* What needs to be done *
Working through the lines below, return each one that holds "this".

* Data for analysis *
• • •
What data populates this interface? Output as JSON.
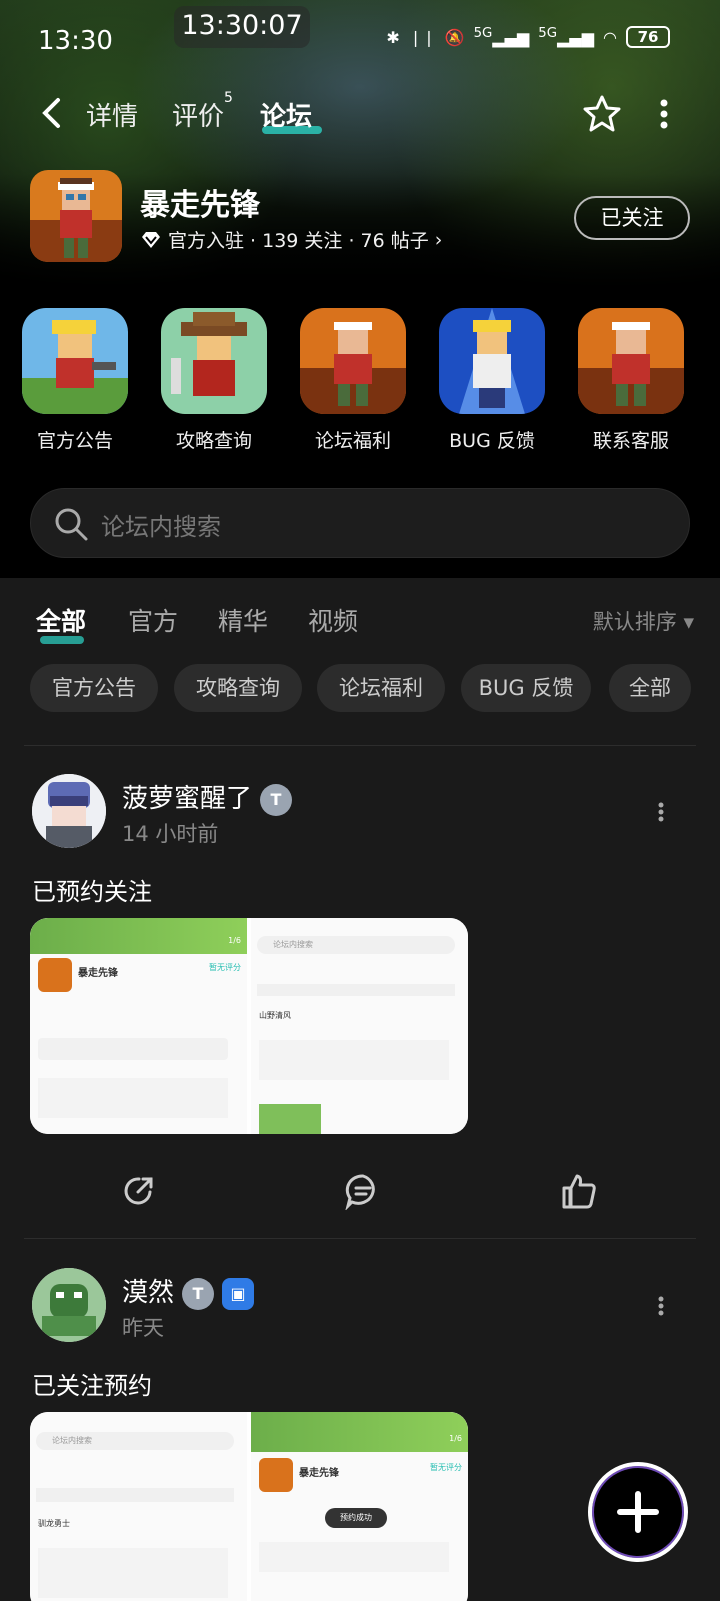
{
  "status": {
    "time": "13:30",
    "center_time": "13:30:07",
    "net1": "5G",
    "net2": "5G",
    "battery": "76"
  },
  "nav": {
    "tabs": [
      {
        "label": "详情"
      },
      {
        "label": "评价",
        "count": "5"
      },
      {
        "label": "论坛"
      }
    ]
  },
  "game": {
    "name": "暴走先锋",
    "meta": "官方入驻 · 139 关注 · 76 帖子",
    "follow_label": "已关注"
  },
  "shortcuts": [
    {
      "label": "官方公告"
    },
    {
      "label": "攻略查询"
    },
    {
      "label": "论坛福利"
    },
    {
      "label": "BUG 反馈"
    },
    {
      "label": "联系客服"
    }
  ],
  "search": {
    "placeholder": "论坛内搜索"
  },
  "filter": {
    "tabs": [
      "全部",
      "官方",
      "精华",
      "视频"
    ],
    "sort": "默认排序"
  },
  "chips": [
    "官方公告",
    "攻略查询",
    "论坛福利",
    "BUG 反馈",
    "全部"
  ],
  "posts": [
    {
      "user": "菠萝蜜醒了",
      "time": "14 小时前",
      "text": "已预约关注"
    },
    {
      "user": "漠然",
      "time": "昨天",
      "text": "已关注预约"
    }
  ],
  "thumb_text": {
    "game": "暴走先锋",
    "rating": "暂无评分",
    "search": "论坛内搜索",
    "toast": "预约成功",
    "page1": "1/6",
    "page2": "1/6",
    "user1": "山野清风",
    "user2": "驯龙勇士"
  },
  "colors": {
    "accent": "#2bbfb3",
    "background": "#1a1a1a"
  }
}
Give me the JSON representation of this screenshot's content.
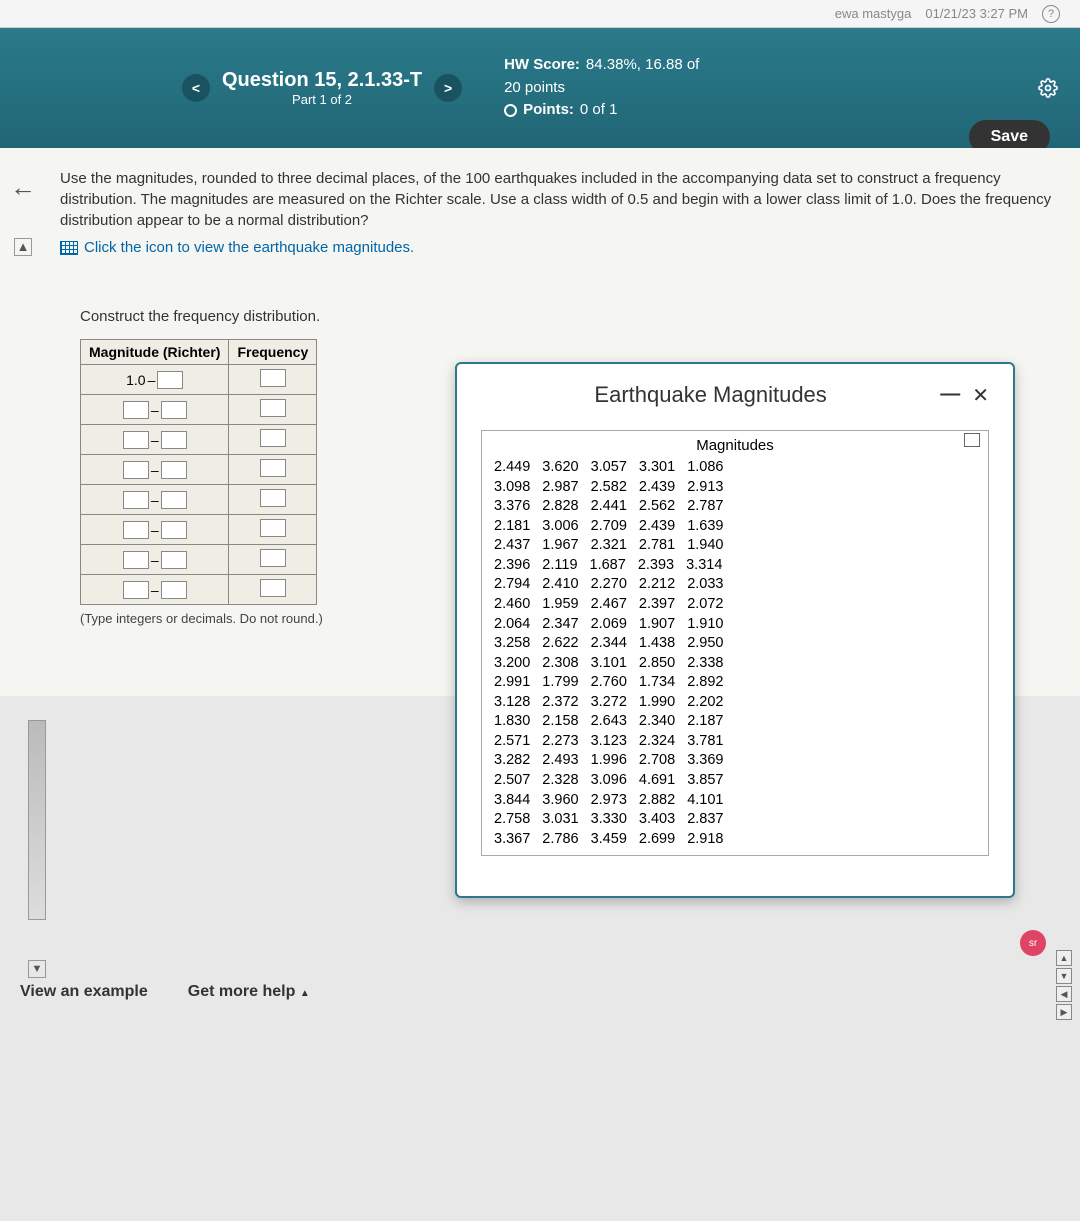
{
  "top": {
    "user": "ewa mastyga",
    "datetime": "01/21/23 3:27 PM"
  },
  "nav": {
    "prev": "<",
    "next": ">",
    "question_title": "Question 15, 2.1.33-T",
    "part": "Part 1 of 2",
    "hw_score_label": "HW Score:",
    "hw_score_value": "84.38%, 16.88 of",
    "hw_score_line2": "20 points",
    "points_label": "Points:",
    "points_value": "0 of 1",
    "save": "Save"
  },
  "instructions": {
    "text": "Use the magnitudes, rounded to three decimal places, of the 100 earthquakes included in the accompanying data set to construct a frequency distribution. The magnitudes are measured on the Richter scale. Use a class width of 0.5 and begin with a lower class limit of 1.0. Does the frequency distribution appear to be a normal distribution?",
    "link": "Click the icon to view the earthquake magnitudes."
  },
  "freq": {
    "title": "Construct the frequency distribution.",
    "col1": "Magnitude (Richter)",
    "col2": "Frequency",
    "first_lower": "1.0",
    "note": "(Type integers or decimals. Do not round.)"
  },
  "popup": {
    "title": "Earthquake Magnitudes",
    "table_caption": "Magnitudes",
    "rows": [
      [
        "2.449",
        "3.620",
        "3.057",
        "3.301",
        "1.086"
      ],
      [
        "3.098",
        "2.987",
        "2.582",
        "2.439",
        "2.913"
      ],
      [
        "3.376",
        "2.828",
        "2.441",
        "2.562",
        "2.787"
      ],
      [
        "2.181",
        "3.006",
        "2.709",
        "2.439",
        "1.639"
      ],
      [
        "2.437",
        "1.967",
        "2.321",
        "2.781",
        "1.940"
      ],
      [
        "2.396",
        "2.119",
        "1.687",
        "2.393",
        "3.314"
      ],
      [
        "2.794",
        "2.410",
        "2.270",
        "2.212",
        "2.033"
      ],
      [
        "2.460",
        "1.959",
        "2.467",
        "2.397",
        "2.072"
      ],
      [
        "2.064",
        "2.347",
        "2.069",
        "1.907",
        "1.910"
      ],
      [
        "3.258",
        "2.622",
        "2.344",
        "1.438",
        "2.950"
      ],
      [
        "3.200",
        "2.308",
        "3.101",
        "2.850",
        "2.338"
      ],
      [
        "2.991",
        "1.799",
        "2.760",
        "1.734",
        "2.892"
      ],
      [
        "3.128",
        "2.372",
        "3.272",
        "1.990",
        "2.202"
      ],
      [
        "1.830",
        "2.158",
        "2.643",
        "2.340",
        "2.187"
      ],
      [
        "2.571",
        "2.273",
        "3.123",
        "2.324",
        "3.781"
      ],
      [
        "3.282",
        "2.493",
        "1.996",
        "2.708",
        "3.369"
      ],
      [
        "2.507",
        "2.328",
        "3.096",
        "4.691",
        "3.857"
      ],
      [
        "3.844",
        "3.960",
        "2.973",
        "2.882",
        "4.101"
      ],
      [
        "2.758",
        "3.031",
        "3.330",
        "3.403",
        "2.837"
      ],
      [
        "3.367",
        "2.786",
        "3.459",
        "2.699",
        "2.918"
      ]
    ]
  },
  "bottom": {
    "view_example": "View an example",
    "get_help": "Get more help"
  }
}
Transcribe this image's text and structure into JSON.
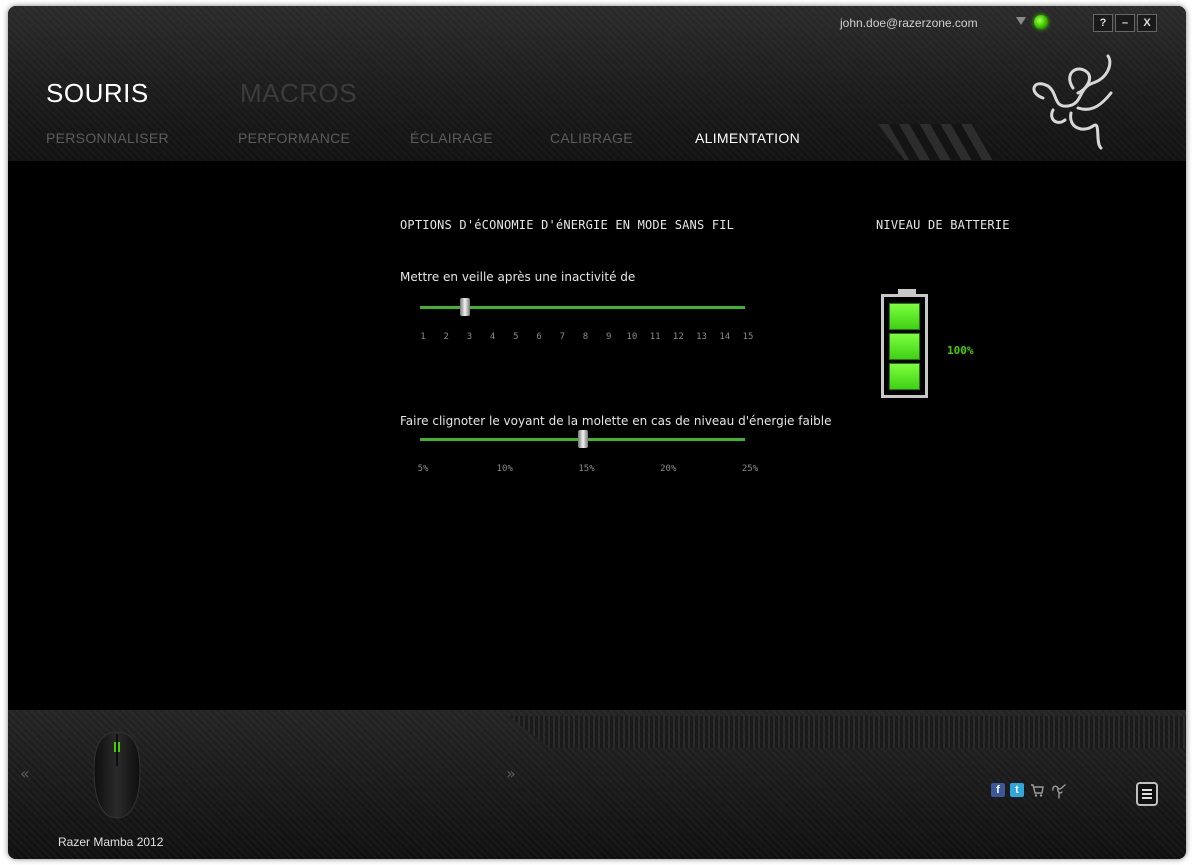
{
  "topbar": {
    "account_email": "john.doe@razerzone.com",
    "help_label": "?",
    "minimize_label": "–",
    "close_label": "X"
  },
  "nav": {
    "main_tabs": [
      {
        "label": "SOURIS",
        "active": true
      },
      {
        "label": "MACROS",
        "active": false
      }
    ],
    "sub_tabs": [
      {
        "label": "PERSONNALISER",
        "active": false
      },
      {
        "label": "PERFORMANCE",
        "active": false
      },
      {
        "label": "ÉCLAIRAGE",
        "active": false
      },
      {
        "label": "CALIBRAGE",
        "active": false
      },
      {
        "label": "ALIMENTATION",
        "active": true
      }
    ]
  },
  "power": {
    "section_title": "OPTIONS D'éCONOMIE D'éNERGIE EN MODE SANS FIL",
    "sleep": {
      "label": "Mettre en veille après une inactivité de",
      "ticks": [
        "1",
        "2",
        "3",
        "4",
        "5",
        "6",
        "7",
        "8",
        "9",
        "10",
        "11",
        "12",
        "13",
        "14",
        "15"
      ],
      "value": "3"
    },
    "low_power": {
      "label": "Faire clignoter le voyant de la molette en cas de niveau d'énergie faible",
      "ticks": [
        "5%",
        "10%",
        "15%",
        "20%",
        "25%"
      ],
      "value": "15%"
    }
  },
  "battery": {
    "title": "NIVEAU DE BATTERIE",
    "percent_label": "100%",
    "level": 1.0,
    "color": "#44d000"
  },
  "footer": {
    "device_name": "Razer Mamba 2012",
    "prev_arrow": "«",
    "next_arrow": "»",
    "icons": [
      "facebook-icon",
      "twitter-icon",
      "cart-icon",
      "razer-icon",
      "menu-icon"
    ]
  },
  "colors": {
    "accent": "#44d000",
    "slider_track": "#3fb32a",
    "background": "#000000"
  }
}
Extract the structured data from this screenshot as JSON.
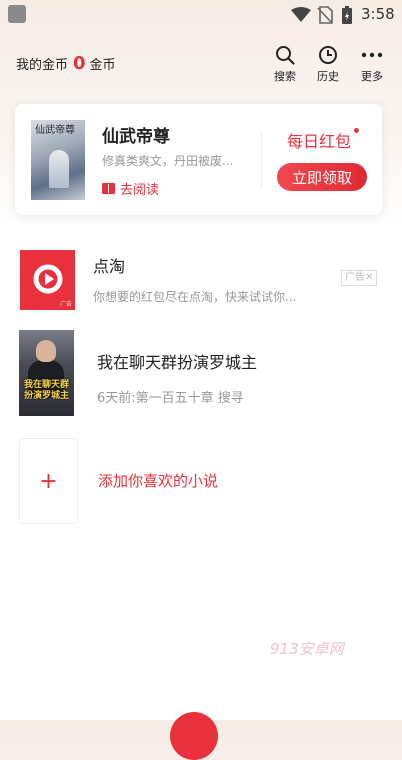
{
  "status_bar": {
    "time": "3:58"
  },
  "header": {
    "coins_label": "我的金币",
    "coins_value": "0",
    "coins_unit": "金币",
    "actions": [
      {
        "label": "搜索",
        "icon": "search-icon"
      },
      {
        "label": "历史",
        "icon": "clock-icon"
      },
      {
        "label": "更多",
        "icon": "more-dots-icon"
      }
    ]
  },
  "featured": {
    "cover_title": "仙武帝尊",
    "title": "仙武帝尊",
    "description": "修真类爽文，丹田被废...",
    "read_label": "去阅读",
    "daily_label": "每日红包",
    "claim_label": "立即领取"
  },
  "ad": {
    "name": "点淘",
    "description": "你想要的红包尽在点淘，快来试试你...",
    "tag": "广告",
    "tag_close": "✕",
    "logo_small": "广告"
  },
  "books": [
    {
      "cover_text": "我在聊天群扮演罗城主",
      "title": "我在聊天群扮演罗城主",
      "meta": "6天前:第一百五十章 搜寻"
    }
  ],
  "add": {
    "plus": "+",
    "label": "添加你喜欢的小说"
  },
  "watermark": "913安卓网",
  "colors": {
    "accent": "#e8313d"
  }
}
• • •
* Written answer *
What data populates this interface? Output as JSON.
Give me the JSON representation of this screenshot's content.
Transcribe this image's text and structure into JSON.
Extract the structured data from this screenshot as JSON.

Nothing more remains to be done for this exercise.